Recorded data:
* * * * * * * * *
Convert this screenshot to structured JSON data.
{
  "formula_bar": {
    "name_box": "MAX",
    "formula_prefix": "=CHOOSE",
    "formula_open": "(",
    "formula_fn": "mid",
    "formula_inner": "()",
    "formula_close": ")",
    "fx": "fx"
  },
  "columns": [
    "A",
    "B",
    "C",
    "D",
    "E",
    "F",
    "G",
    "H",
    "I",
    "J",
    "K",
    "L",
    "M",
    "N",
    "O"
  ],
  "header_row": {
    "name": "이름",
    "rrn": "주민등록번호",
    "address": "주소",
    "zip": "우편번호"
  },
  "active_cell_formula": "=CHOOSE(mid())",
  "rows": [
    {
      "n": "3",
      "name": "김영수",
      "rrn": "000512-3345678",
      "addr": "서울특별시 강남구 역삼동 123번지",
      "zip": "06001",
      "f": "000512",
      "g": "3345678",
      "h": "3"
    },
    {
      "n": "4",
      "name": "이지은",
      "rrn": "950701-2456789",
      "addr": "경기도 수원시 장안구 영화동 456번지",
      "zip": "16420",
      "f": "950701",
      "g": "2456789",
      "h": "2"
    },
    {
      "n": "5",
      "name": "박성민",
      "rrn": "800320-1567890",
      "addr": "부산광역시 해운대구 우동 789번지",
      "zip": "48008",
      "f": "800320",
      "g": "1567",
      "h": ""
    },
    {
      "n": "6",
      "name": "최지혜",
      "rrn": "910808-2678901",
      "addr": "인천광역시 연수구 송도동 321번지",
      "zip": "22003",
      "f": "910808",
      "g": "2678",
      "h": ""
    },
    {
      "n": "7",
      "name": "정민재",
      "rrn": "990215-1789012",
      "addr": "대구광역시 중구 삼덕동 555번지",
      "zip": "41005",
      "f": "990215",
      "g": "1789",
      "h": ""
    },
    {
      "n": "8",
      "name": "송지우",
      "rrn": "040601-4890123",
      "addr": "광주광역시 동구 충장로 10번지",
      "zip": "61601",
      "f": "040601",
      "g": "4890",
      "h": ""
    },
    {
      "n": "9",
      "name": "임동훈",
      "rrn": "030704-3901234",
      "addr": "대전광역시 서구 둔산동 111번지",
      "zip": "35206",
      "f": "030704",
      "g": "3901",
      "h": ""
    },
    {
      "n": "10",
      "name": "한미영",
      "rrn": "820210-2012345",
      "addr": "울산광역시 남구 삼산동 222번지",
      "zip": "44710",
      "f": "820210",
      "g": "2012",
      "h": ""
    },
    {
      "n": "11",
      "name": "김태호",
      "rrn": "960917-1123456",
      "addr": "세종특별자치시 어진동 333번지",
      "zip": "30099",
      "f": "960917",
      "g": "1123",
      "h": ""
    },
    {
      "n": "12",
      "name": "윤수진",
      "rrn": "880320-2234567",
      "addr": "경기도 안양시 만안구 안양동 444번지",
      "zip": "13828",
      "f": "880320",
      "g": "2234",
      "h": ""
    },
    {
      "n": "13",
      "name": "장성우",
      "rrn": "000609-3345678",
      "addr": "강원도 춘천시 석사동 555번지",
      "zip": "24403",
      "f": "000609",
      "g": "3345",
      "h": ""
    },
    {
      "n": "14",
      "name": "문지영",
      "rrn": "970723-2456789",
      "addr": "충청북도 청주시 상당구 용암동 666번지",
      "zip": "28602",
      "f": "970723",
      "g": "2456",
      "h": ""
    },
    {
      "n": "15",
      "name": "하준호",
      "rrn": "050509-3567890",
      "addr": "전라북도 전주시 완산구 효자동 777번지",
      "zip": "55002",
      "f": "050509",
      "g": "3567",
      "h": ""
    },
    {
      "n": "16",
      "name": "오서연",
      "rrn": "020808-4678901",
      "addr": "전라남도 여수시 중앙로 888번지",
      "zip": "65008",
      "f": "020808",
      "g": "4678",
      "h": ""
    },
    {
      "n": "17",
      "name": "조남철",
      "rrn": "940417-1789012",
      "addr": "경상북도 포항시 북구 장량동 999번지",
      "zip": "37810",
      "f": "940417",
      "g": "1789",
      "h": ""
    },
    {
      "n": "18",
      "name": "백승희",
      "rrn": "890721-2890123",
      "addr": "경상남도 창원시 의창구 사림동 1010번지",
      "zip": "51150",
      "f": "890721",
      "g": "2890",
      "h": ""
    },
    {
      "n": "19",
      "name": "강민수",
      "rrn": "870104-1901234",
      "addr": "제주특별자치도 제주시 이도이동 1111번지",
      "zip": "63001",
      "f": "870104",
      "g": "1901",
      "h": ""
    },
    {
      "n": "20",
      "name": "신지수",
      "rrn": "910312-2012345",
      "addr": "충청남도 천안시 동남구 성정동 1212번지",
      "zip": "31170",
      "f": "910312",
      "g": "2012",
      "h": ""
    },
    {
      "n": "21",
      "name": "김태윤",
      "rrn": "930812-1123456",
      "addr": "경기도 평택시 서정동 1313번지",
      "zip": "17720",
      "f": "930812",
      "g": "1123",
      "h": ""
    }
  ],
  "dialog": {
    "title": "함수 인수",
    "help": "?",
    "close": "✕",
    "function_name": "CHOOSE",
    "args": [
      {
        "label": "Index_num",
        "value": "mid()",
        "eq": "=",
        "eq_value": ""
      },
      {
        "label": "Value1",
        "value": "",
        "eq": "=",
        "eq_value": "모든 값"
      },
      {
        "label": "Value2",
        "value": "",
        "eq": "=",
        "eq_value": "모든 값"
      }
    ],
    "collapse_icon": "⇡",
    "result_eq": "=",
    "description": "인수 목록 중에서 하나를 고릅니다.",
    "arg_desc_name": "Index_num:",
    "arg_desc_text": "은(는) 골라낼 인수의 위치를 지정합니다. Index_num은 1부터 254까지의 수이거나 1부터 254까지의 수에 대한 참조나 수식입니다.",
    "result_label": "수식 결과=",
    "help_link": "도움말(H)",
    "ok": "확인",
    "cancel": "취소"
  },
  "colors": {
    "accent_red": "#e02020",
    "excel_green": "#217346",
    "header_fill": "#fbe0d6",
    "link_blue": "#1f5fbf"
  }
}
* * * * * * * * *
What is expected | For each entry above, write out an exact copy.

Answer for this exercise |
Convert this screenshot to structured JSON data.
{
  "formula_bar": {
    "name_box": "MAX",
    "formula_prefix": "=CHOOSE",
    "formula_open": "(",
    "formula_fn": "mid",
    "formula_inner": "()",
    "formula_close": ")",
    "fx": "fx"
  },
  "columns": [
    "A",
    "B",
    "C",
    "D",
    "E",
    "F",
    "G",
    "H",
    "I",
    "J",
    "K",
    "L",
    "M",
    "N",
    "O"
  ],
  "header_row": {
    "name": "이름",
    "rrn": "주민등록번호",
    "address": "주소",
    "zip": "우편번호"
  },
  "active_cell_formula": "=CHOOSE(mid())",
  "rows": [
    {
      "n": "3",
      "name": "김영수",
      "rrn": "000512-3345678",
      "addr": "서울특별시 강남구 역삼동 123번지",
      "zip": "06001",
      "f": "000512",
      "g": "3345678",
      "h": "3"
    },
    {
      "n": "4",
      "name": "이지은",
      "rrn": "950701-2456789",
      "addr": "경기도 수원시 장안구 영화동 456번지",
      "zip": "16420",
      "f": "950701",
      "g": "2456789",
      "h": "2"
    },
    {
      "n": "5",
      "name": "박성민",
      "rrn": "800320-1567890",
      "addr": "부산광역시 해운대구 우동 789번지",
      "zip": "48008",
      "f": "800320",
      "g": "1567",
      "h": ""
    },
    {
      "n": "6",
      "name": "최지혜",
      "rrn": "910808-2678901",
      "addr": "인천광역시 연수구 송도동 321번지",
      "zip": "22003",
      "f": "910808",
      "g": "2678",
      "h": ""
    },
    {
      "n": "7",
      "name": "정민재",
      "rrn": "990215-1789012",
      "addr": "대구광역시 중구 삼덕동 555번지",
      "zip": "41005",
      "f": "990215",
      "g": "1789",
      "h": ""
    },
    {
      "n": "8",
      "name": "송지우",
      "rrn": "040601-4890123",
      "addr": "광주광역시 동구 충장로 10번지",
      "zip": "61601",
      "f": "040601",
      "g": "4890",
      "h": ""
    },
    {
      "n": "9",
      "name": "임동훈",
      "rrn": "030704-3901234",
      "addr": "대전광역시 서구 둔산동 111번지",
      "zip": "35206",
      "f": "030704",
      "g": "3901",
      "h": ""
    },
    {
      "n": "10",
      "name": "한미영",
      "rrn": "820210-2012345",
      "addr": "울산광역시 남구 삼산동 222번지",
      "zip": "44710",
      "f": "820210",
      "g": "2012",
      "h": ""
    },
    {
      "n": "11",
      "name": "김태호",
      "rrn": "960917-1123456",
      "addr": "세종특별자치시 어진동 333번지",
      "zip": "30099",
      "f": "960917",
      "g": "1123",
      "h": ""
    },
    {
      "n": "12",
      "name": "윤수진",
      "rrn": "880320-2234567",
      "addr": "경기도 안양시 만안구 안양동 444번지",
      "zip": "13828",
      "f": "880320",
      "g": "2234",
      "h": ""
    },
    {
      "n": "13",
      "name": "장성우",
      "rrn": "000609-3345678",
      "addr": "강원도 춘천시 석사동 555번지",
      "zip": "24403",
      "f": "000609",
      "g": "3345",
      "h": ""
    },
    {
      "n": "14",
      "name": "문지영",
      "rrn": "970723-2456789",
      "addr": "충청북도 청주시 상당구 용암동 666번지",
      "zip": "28602",
      "f": "970723",
      "g": "2456",
      "h": ""
    },
    {
      "n": "15",
      "name": "하준호",
      "rrn": "050509-3567890",
      "addr": "전라북도 전주시 완산구 효자동 777번지",
      "zip": "55002",
      "f": "050509",
      "g": "3567",
      "h": ""
    },
    {
      "n": "16",
      "name": "오서연",
      "rrn": "020808-4678901",
      "addr": "전라남도 여수시 중앙로 888번지",
      "zip": "65008",
      "f": "020808",
      "g": "4678",
      "h": ""
    },
    {
      "n": "17",
      "name": "조남철",
      "rrn": "940417-1789012",
      "addr": "경상북도 포항시 북구 장량동 999번지",
      "zip": "37810",
      "f": "940417",
      "g": "1789",
      "h": ""
    },
    {
      "n": "18",
      "name": "백승희",
      "rrn": "890721-2890123",
      "addr": "경상남도 창원시 의창구 사림동 1010번지",
      "zip": "51150",
      "f": "890721",
      "g": "2890",
      "h": ""
    },
    {
      "n": "19",
      "name": "강민수",
      "rrn": "870104-1901234",
      "addr": "제주특별자치도 제주시 이도이동 1111번지",
      "zip": "63001",
      "f": "870104",
      "g": "1901",
      "h": ""
    },
    {
      "n": "20",
      "name": "신지수",
      "rrn": "910312-2012345",
      "addr": "충청남도 천안시 동남구 성정동 1212번지",
      "zip": "31170",
      "f": "910312",
      "g": "2012",
      "h": ""
    },
    {
      "n": "21",
      "name": "김태윤",
      "rrn": "930812-1123456",
      "addr": "경기도 평택시 서정동 1313번지",
      "zip": "17720",
      "f": "930812",
      "g": "1123",
      "h": ""
    }
  ],
  "dialog": {
    "title": "함수 인수",
    "help": "?",
    "close": "✕",
    "function_name": "CHOOSE",
    "args": [
      {
        "label": "Index_num",
        "value": "mid()",
        "eq": "=",
        "eq_value": ""
      },
      {
        "label": "Value1",
        "value": "",
        "eq": "=",
        "eq_value": "모든 값"
      },
      {
        "label": "Value2",
        "value": "",
        "eq": "=",
        "eq_value": "모든 값"
      }
    ],
    "collapse_icon": "⇡",
    "result_eq": "=",
    "description": "인수 목록 중에서 하나를 고릅니다.",
    "arg_desc_name": "Index_num:",
    "arg_desc_text": "은(는) 골라낼 인수의 위치를 지정합니다. Index_num은 1부터 254까지의 수이거나 1부터 254까지의 수에 대한 참조나 수식입니다.",
    "result_label": "수식 결과=",
    "help_link": "도움말(H)",
    "ok": "확인",
    "cancel": "취소"
  },
  "colors": {
    "accent_red": "#e02020",
    "excel_green": "#217346",
    "header_fill": "#fbe0d6",
    "link_blue": "#1f5fbf"
  }
}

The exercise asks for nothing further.